By Michael Miller
Near the end of Sam Lipsyte’s wonderful fourth novel, The Ask (Farrar, Straus and Giroux, 2010), protagonist Milo Burke considers sending out résumés in a terrible (and familiar) economy. “You could still get lucky,” he says. “Couldn’t you?”
He doesn’t give an answer. Certainly for Milo, luck ran out a long time ago. A failed artist that curses his previously intellectual existence as—only in his mind—the “new sensation” in painting, Milo is recently unemployed from his dead-end job in the development department at a dead-end university (or, as Milo calls it, “Mediocre University at New York City”), asking rich people who just lost their cash after the bottom fell out of the dead-end economy to donate money.
Lipsyte has been exploring the semiotics of sloth since the comforts of a stable economy were still, well, stable. In The Ask, though, the stakes are higher. We’re not just reading about some lovable fuck-up, but about a guy who’s had a long, strange fall—never quite good enough to chase after his dreams, whose retreat into domestic bliss as a husband and father now requires an even more difficult retreat into maturity.
Milo, directionless, self-pitying and a burgeoning alcoholic, attempts to redeem himself through his wife and child. His love for them is touching and sincere, but the gentle balance Milo has found with his nuclear family is corrupted by all those conditions that are the source of his problems to begin with—late capitalism, an existence in which any event is a possible future blog post, where the question is not “What does it mean?” but “How can I say it in 140 characters or less and Tweet it to all my friends?”
His life falling apart, Milo is surprised one day by a call from his former employer at “Mediocre University at New York City.” His old college roommate, Purdy Stuart, now a man wealthy beyond imagination who stays up all night eating candy because he’s too old to do coke, wants to give a donation to his wife’s alma mater.
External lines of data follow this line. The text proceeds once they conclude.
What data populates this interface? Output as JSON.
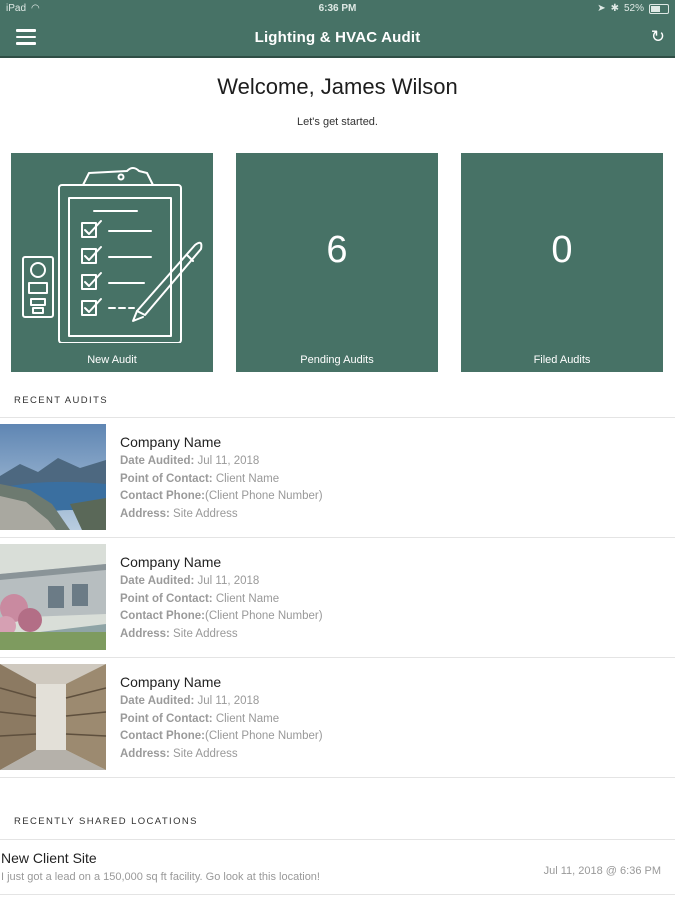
{
  "status_bar": {
    "carrier": "iPad",
    "time": "6:36 PM",
    "battery": "52%"
  },
  "header": {
    "title": "Lighting & HVAC Audit",
    "menu_icon": "hamburger-icon",
    "refresh_icon": "refresh-icon"
  },
  "welcome": {
    "heading": "Welcome, James Wilson",
    "subtitle": "Let's get started."
  },
  "tiles": [
    {
      "label": "New Audit",
      "icon": "clipboard-checklist-icon"
    },
    {
      "label": "Pending Audits",
      "count": "6"
    },
    {
      "label": "Filed Audits",
      "count": "0"
    }
  ],
  "recent_audits": {
    "section_label": "RECENT AUDITS",
    "items": [
      {
        "company": "Company Name",
        "date_label": "Date Audited:",
        "date_value": " Jul 11, 2018",
        "contact_label": "Point of Contact:",
        "contact_value": " Client Name",
        "phone_label": "Contact Phone:",
        "phone_value": "(Client Phone Number)",
        "address_label": "Address:",
        "address_value": " Site Address"
      },
      {
        "company": "Company Name",
        "date_label": "Date Audited:",
        "date_value": " Jul 11, 2018",
        "contact_label": "Point of Contact:",
        "contact_value": " Client Name",
        "phone_label": "Contact Phone:",
        "phone_value": "(Client Phone Number)",
        "address_label": "Address:",
        "address_value": " Site Address"
      },
      {
        "company": "Company Name",
        "date_label": "Date Audited:",
        "date_value": " Jul 11, 2018",
        "contact_label": "Point of Contact:",
        "contact_value": " Client Name",
        "phone_label": "Contact Phone:",
        "phone_value": "(Client Phone Number)",
        "address_label": "Address:",
        "address_value": " Site Address"
      }
    ]
  },
  "shared_locations": {
    "section_label": "RECENTLY SHARED LOCATIONS",
    "items": [
      {
        "name": "New Client Site",
        "description": "I just got a lead on a 150,000 sq ft facility. Go look at this location!",
        "date": "Jul 11, 2018 @ 6:36 PM"
      }
    ]
  },
  "colors": {
    "brand": "#477266",
    "header_border": "#2f4e45",
    "muted_text": "#999999"
  }
}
Purdy wants to work with someone he trusts. Milo is hired back to do this one last task: Make sure the rich guy forks it over.
With Milo, Lipsyte has written a character so filled with rambling, incurable insecurity that you can’t help but respect the extent of his self-pity. He read Foucault at his snooty liberal arts college, thought he was a saint for it, painted with precise technique and slept with girls with tongue rings only to find himself a victim of domesticity. He wishes he were chained to a desk at work because then he’d at least have a job.
With this novel, Lipsyte has proven himself to be one of the most unapologetic voices of contemporary literature. He mines the sexual frustration of Philip Roth, combines it with the paranoia of Don DeLillo and fills the space in between with a cast of characters as absurd and enigmatic as anything in a Thomas Pynchon novel.
The Ask is a hilarious book about failure—a scathingly unhappy comedy obsessed with a culture that’s obsessed with obsessions. Milo is long past his prime, but the pathetic state of his life is also a metonymy for a confusing time, an age of “epic, epochal fuckedness,” in the words of one of Milo’s co-workers. Lipsyte has found the humor in this horror. “No more did I pine aloud for that time in my past when I had a future,” Milo says. It’s funny because it’s true, at some point, for all of us.